-------- RECORDS --------

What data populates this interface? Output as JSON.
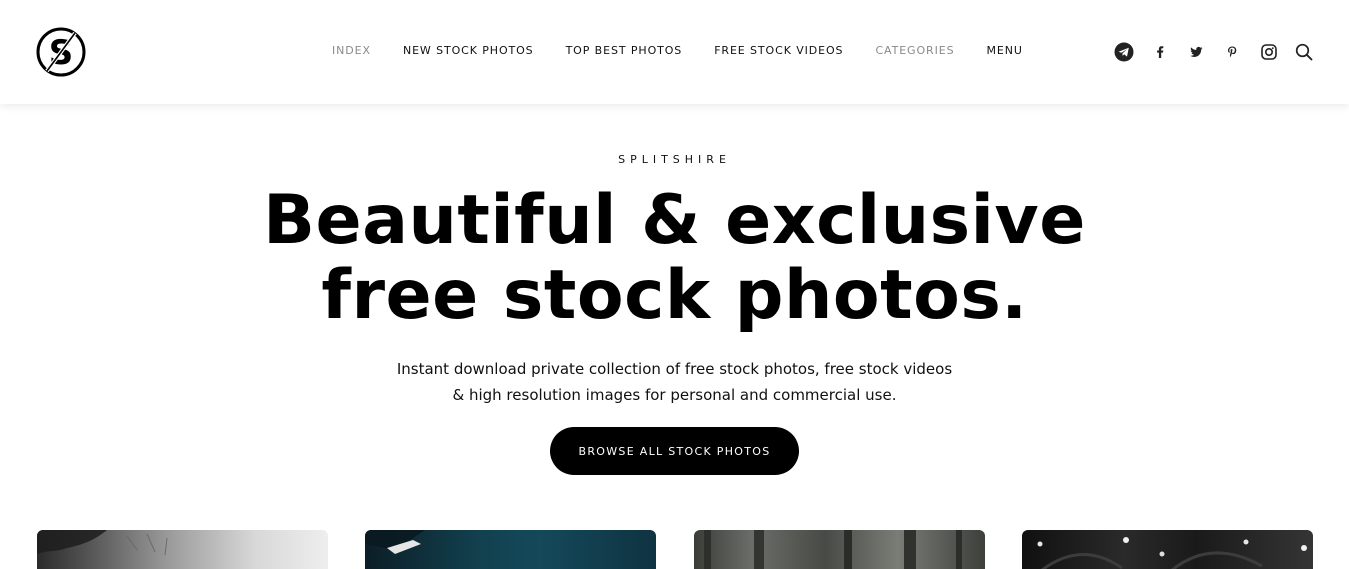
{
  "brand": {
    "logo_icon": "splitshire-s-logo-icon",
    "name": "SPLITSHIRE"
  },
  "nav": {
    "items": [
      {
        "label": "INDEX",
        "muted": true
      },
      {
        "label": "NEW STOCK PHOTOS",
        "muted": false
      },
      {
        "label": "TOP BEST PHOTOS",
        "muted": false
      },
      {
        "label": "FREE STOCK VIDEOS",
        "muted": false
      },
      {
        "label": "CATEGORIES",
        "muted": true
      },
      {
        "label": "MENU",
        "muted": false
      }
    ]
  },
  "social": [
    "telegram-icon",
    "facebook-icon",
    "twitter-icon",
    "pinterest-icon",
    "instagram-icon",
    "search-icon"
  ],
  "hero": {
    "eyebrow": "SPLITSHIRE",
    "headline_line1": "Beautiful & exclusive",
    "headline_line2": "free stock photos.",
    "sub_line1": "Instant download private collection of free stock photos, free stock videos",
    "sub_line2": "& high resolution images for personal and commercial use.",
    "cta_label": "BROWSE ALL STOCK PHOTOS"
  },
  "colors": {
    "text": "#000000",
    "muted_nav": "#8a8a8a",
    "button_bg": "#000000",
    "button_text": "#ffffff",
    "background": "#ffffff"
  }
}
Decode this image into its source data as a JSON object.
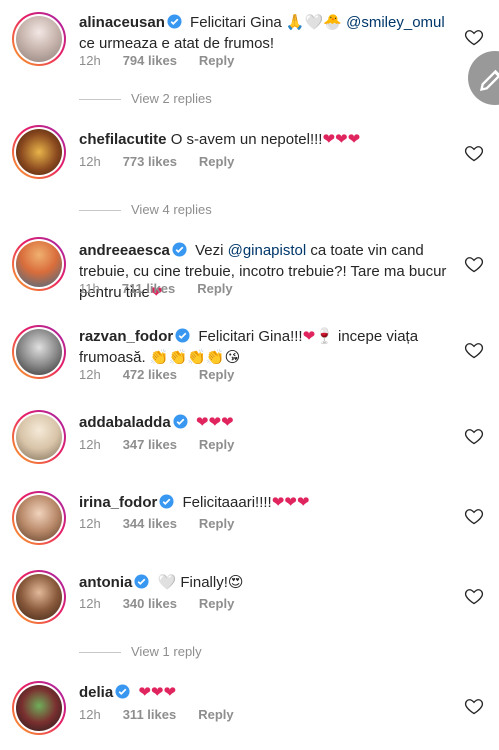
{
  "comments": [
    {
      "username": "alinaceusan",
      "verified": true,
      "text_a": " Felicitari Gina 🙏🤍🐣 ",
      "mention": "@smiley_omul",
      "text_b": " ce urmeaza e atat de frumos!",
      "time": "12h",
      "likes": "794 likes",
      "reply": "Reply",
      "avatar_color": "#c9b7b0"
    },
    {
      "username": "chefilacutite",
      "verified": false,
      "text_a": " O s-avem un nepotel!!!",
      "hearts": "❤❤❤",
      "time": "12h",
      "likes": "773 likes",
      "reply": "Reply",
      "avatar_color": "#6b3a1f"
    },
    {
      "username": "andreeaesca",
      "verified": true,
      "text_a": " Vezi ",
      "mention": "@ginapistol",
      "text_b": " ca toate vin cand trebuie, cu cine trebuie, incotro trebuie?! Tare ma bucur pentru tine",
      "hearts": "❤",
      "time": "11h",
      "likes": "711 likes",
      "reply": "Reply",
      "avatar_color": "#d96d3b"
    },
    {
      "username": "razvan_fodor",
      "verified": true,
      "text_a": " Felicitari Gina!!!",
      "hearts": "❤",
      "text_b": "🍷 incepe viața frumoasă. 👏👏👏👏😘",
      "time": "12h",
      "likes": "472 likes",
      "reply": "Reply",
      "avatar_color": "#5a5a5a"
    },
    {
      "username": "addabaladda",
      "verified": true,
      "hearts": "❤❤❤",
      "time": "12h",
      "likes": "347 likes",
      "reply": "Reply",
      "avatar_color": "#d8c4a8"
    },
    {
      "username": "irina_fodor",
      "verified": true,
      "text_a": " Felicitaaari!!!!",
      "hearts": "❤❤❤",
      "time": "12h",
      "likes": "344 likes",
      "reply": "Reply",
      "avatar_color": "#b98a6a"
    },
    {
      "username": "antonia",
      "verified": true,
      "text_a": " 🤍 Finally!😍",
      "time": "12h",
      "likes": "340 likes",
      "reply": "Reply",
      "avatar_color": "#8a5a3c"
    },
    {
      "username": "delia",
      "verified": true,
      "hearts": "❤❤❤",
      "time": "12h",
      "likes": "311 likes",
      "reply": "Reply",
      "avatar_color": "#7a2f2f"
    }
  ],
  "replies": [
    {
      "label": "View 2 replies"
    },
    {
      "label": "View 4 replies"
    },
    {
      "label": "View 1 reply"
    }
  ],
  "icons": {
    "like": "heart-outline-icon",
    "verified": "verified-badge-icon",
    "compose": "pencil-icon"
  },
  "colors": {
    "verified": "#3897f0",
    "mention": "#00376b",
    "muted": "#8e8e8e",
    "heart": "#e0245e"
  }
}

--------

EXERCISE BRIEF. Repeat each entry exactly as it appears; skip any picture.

SOLUTION.
What data populates this interface? Output as JSON.
{
  "brand": {
    "logo_icon": "splitshire-s-logo-icon",
    "name": "SPLITSHIRE"
  },
  "nav": {
    "items": [
      {
        "label": "INDEX",
        "muted": true
      },
      {
        "label": "NEW STOCK PHOTOS",
        "muted": false
      },
      {
        "label": "TOP BEST PHOTOS",
        "muted": false
      },
      {
        "label": "FREE STOCK VIDEOS",
        "muted": false
      },
      {
        "label": "CATEGORIES",
        "muted": true
      },
      {
        "label": "MENU",
        "muted": false
      }
    ]
  },
  "social": [
    "telegram-icon",
    "facebook-icon",
    "twitter-icon",
    "pinterest-icon",
    "instagram-icon",
    "search-icon"
  ],
  "hero": {
    "eyebrow": "SPLITSHIRE",
    "headline_line1": "Beautiful & exclusive",
    "headline_line2": "free stock photos.",
    "sub_line1": "Instant download private collection of free stock photos, free stock videos",
    "sub_line2": "& high resolution images for personal and commercial use.",
    "cta_label": "BROWSE ALL STOCK PHOTOS"
  },
  "colors": {
    "text": "#000000",
    "muted_nav": "#8a8a8a",
    "button_bg": "#000000",
    "button_text": "#ffffff",
    "background": "#ffffff"
  }
}
Decode this image into its source data as a JSON object.
{
  "comments": [
    {
      "username": "alinaceusan",
      "verified": true,
      "text_a": " Felicitari Gina 🙏🤍🐣 ",
      "mention": "@smiley_omul",
      "text_b": " ce urmeaza e atat de frumos!",
      "time": "12h",
      "likes": "794 likes",
      "reply": "Reply",
      "avatar_color": "#c9b7b0"
    },
    {
      "username": "chefilacutite",
      "verified": false,
      "text_a": " O s-avem un nepotel!!!",
      "hearts": "❤❤❤",
      "time": "12h",
      "likes": "773 likes",
      "reply": "Reply",
      "avatar_color": "#6b3a1f"
    },
    {
      "username": "andreeaesca",
      "verified": true,
      "text_a": " Vezi ",
      "mention": "@ginapistol",
      "text_b": " ca toate vin cand trebuie, cu cine trebuie, incotro trebuie?! Tare ma bucur pentru tine",
      "hearts": "❤",
      "time": "11h",
      "likes": "711 likes",
      "reply": "Reply",
      "avatar_color": "#d96d3b"
    },
    {
      "username": "razvan_fodor",
      "verified": true,
      "text_a": " Felicitari Gina!!!",
      "hearts": "❤",
      "text_b": "🍷 incepe viața frumoasă. 👏👏👏👏😘",
      "time": "12h",
      "likes": "472 likes",
      "reply": "Reply",
      "avatar_color": "#5a5a5a"
    },
    {
      "username": "addabaladda",
      "verified": true,
      "hearts": "❤❤❤",
      "time": "12h",
      "likes": "347 likes",
      "reply": "Reply",
      "avatar_color": "#d8c4a8"
    },
    {
      "username": "irina_fodor",
      "verified": true,
      "text_a": " Felicitaaari!!!!",
      "hearts": "❤❤❤",
      "time": "12h",
      "likes": "344 likes",
      "reply": "Reply",
      "avatar_color": "#b98a6a"
    },
    {
      "username": "antonia",
      "verified": true,
      "text_a": " 🤍 Finally!😍",
      "time": "12h",
      "likes": "340 likes",
      "reply": "Reply",
      "avatar_color": "#8a5a3c"
    },
    {
      "username": "delia",
      "verified": true,
      "hearts": "❤❤❤",
      "time": "12h",
      "likes": "311 likes",
      "reply": "Reply",
      "avatar_color": "#7a2f2f"
    }
  ],
  "replies": [
    {
      "label": "View 2 replies"
    },
    {
      "label": "View 4 replies"
    },
    {
      "label": "View 1 reply"
    }
  ],
  "icons": {
    "like": "heart-outline-icon",
    "verified": "verified-badge-icon",
    "compose": "pencil-icon"
  },
  "colors": {
    "verified": "#3897f0",
    "mention": "#00376b",
    "muted": "#8e8e8e",
    "heart": "#e0245e"
  }
}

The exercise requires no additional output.